When he got to New York, McDermott fit right into the party hearty Yankees clubhouse presided over by Mickey Mantle, Billy Martin and their running mates. "They welcomed me," he said. "I came with a reputation."
Manager Casey Stengel decided to crack down on the curfew-breakers, paying off hotel desk clerks and bellhops for information.
One night, McDermott arrived back at the hotel suitably late and headed upstairs. Stengel was tipped off and when the elevator door opened, the manager was standing there, his arms folded. He had the pitcher cornered.
"Drunk again," Stengel said.
McDermott squinted at the manager through his alcoholic haze, smiled benignly and said, "Me too!"
On why Johnny Pesky will never again lend him the car: When I first come up, the front office made me live with him, ’cause I was so young and he was supposed to take care of me. Pesky gave up that idea! He said, "Jesus Christ! Nobody’s gonna tame him!" They gave him a brand new Lincoln [for Johnny Pesky Day] and I said, "Can I borrow the car?" He says, "If you put one scratch on that, you’re gone!" I said, "Don’t worry about it!" So I’m going at it with this broad in the back seat, and I kicked the window out! That was the end of the ball game. I had to get a hotel room.

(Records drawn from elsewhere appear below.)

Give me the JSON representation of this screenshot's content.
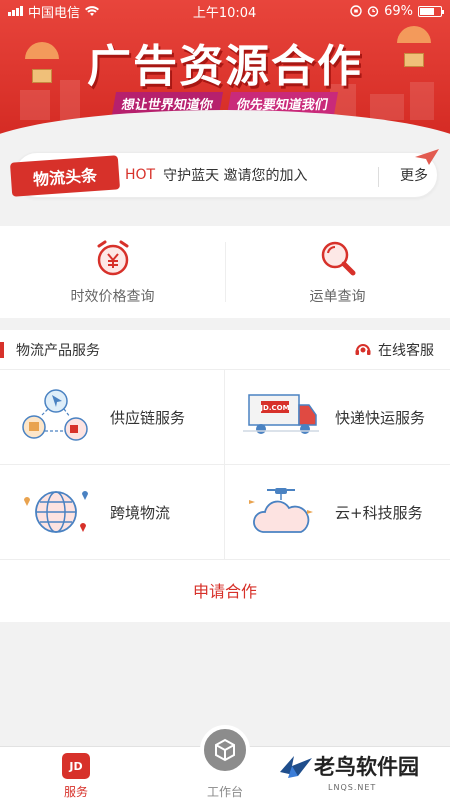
{
  "status_bar": {
    "carrier": "中国电信",
    "time": "上午10:04",
    "battery": "69%",
    "battery_level": 0.69
  },
  "banner": {
    "title": "广告资源合作",
    "ribbon_left": "想让世界知道你",
    "ribbon_right": "你先要知道我们"
  },
  "headline": {
    "badge": "物流头条",
    "hot": "HOT",
    "text": "守护蓝天 邀请您的加入",
    "more": "更多"
  },
  "quick_actions": [
    {
      "label": "时效价格查询",
      "icon": "alarm-clock-yen-icon"
    },
    {
      "label": "运单查询",
      "icon": "magnifier-icon"
    }
  ],
  "services": {
    "title": "物流产品服务",
    "support": "在线客服",
    "items": [
      {
        "label": "供应链服务",
        "icon": "supply-chain-icon"
      },
      {
        "label": "快递快运服务",
        "icon": "delivery-truck-icon"
      },
      {
        "label": "跨境物流",
        "icon": "globe-icon"
      },
      {
        "label": "云+科技服务",
        "icon": "cloud-drone-icon"
      }
    ],
    "apply": "申请合作"
  },
  "tabbar": {
    "service": "服务",
    "service_badge": "JD",
    "workbench": "工作台"
  },
  "watermark": {
    "text": "老鸟软件园",
    "sub": "LNQS.NET"
  },
  "colors": {
    "accent": "#d7312a",
    "banner_top": "#e8453c"
  }
}
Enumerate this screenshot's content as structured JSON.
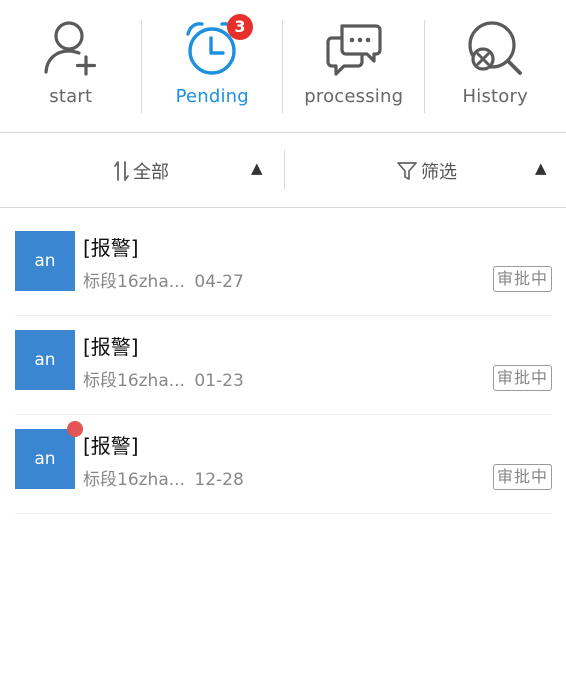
{
  "tabs": [
    {
      "label": "start",
      "icon": "add-user-icon",
      "active": false
    },
    {
      "label": "Pending",
      "icon": "alarm-clock-icon",
      "active": true,
      "badge": "3"
    },
    {
      "label": "processing",
      "icon": "chat-bubbles-icon",
      "active": false
    },
    {
      "label": "History",
      "icon": "search-history-icon",
      "active": false
    }
  ],
  "filter": {
    "sort_label": "全部",
    "sort_arrow": "▲",
    "filter_label": "筛选",
    "filter_arrow": "▲"
  },
  "items": [
    {
      "avatar": "an",
      "title": "[报警]",
      "subtitle": "标段16zha...",
      "date": "04-27",
      "status": "审批中",
      "unread": false
    },
    {
      "avatar": "an",
      "title": "[报警]",
      "subtitle": "标段16zha...",
      "date": "01-23",
      "status": "审批中",
      "unread": false
    },
    {
      "avatar": "an",
      "title": "[报警]",
      "subtitle": "标段16zha...",
      "date": "12-28",
      "status": "审批中",
      "unread": true
    }
  ],
  "colors": {
    "accent": "#1e90e0",
    "avatar_bg": "#3a86d0",
    "badge": "#e8302a",
    "unread_dot": "#e25656"
  }
}
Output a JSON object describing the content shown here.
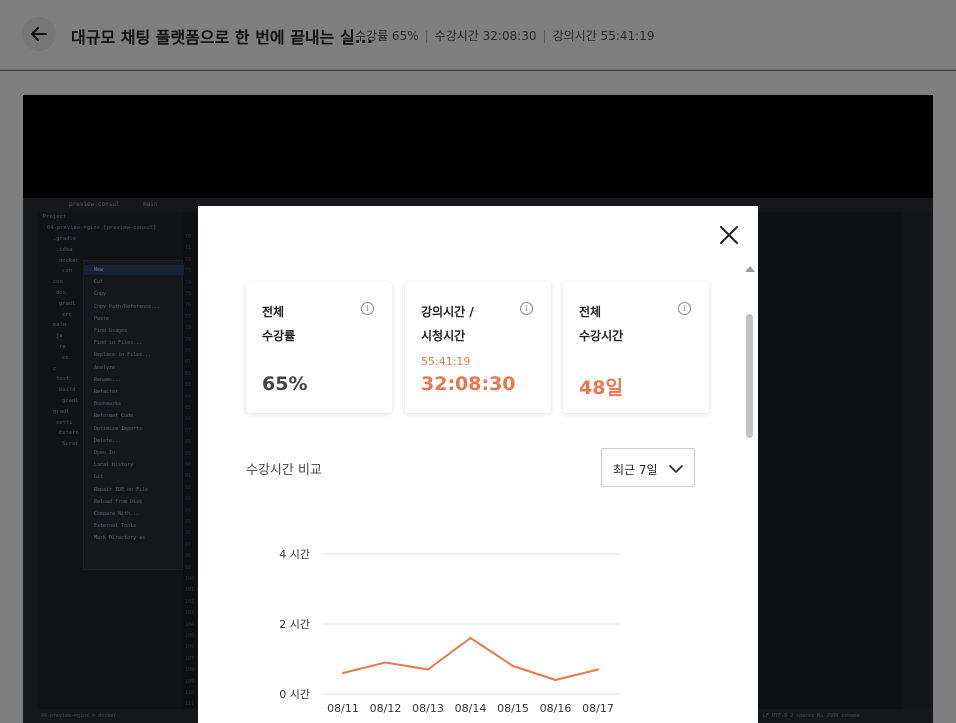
{
  "header": {
    "title": "대규모 채팅 플랫폼으로 한 번에 끝내는 실...",
    "progress_text": "수강률 65%",
    "watch_time_text": "수강시간 32:08:30",
    "lecture_time_text": "강의시간 55:41:19"
  },
  "video_ide": {
    "branch": "preview-consul",
    "main_branch": "main",
    "project_label": "Project",
    "tree_root": "04-preview-nginx [preview-consul]",
    "tree_rows": [
      ".gradle",
      ".idea",
      "docker",
      "con",
      "con",
      "doc",
      "gradl",
      "src",
      "main",
      "ja",
      "re",
      "cc",
      "c",
      "test",
      "build",
      "gradl",
      "gradl",
      "setti",
      "Extern",
      "Scrat"
    ],
    "line_numbers": [
      "70",
      "71",
      "72",
      "73",
      "74",
      "75",
      "76",
      "77",
      "78",
      "79",
      "80",
      "81",
      "82",
      "83",
      "84",
      "85",
      "86",
      "87",
      "88",
      "89",
      "90",
      "91",
      "92",
      "93",
      "94",
      "95",
      "96",
      "97",
      "98",
      "99",
      "100",
      "101",
      "102",
      "103",
      "104",
      "105",
      "106",
      "107",
      "108",
      "109",
      "110",
      "111",
      "112"
    ],
    "context_menu": [
      "New",
      "Cut",
      "Copy",
      "Copy Path/Reference...",
      "Paste",
      "Find Usages",
      "Find in Files...",
      "Replace in Files...",
      "Analyze",
      "Rename...",
      "Refactor",
      "Bookmarks",
      "Reformat Code",
      "Optimize Imports",
      "Delete...",
      "Open In",
      "Local History",
      "Git",
      "Repair IDE on File",
      "Reload from Disk",
      "Compare With...",
      "External Tools",
      "Mark Directory as"
    ],
    "status_left": "04-preview-nginx > docker",
    "status_right": "LF   UTF-8   2 spaces   No JSON schema"
  },
  "modal": {
    "cards": [
      {
        "label1": "전체",
        "label2": "수강률",
        "sub": "",
        "value": "65%",
        "value_color": "#444444"
      },
      {
        "label1": "강의시간 /",
        "label2": "시청시간",
        "sub": "55:41:19",
        "value": "32:08:30",
        "value_color": "#e8774e"
      },
      {
        "label1": "전체",
        "label2": "수강시간",
        "sub": "",
        "value": "48일",
        "value_color": "#e8774e"
      }
    ],
    "info_glyph": "i",
    "section_title": "수강시간 비교",
    "select_value": "최근 7일"
  },
  "chart_data": {
    "type": "line",
    "categories": [
      "08/11",
      "08/12",
      "08/13",
      "08/14",
      "08/15",
      "08/16",
      "08/17"
    ],
    "values": [
      0.6,
      0.9,
      0.7,
      1.6,
      0.8,
      0.4,
      0.7
    ],
    "ytick_labels": [
      "0 시간",
      "2 시간",
      "4 시간"
    ],
    "yticks": [
      0,
      2,
      4
    ],
    "ylim": [
      0,
      4
    ],
    "line_color": "#e8774e",
    "grid": true
  },
  "colors": {
    "accent": "#e8774e",
    "overlay": "rgba(0,0,0,0.5)"
  }
}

On how he startled George H.W. Bush at the Ted Williams Museum: [Ted] hollers to me, "Maurice! Have you met the president?" And I say, "Noooo, I haven’t, Theodoooore." He says, "Mr. President, Maurice McDermott." I said, "GEORGE, HOW THE HELL ARE YA, PAL?!" Holy Christ! Ted’s reaching for his head, going, "He’s calling my commander-in-chief ‘George!?’" I said, "Wait a minute, Ted! He played first base at Yale! Right, George?" And Bush gave me the high-five and laughed like hell. Ted just couldn’t get over it. He was gonna kill me!
Q: Didn't you play in Havana, too? A: A lot of us did. My highest salary in the majors was $19,500 with Washington, and that was after an 18-win season. So an extra few thousand a month in winter ball helped pay the rent. My last game in Havana we hear shots along about the fifth inning from the streets outside the field. The first-base coach falls down, struck in the head by a spent bullet. Luckily he's wearing a batting helmet. Then the shortstop gets hit in the leg. It's Fidel Castro invading Havana. Game called on account of revolution. Somebody shouts, "Run for the bus." I think I broke Mickey Mantle's record for the mile. We spent the next three days hiding under the bed at the Hotel Nacional. Finally Castro comes in and makes a fiery speech. The part I liked was, "Yanqui, go home!" I went. As fast as I could.
Q: When you played in Boston, you sang at a local nightclub in the off-season. Were you able to go back there and sing after you were traded to Washington? A: I wanted to so I went back to see the owner of Steubens, Joe Schneider. "Season's over," I said, "Wanna book me for a few weeks?" He said, "Mickey, 18 and 10 with the Red Sox, what a beautiful voice! But 7 and 15 in Washington? You don't sing so good no more."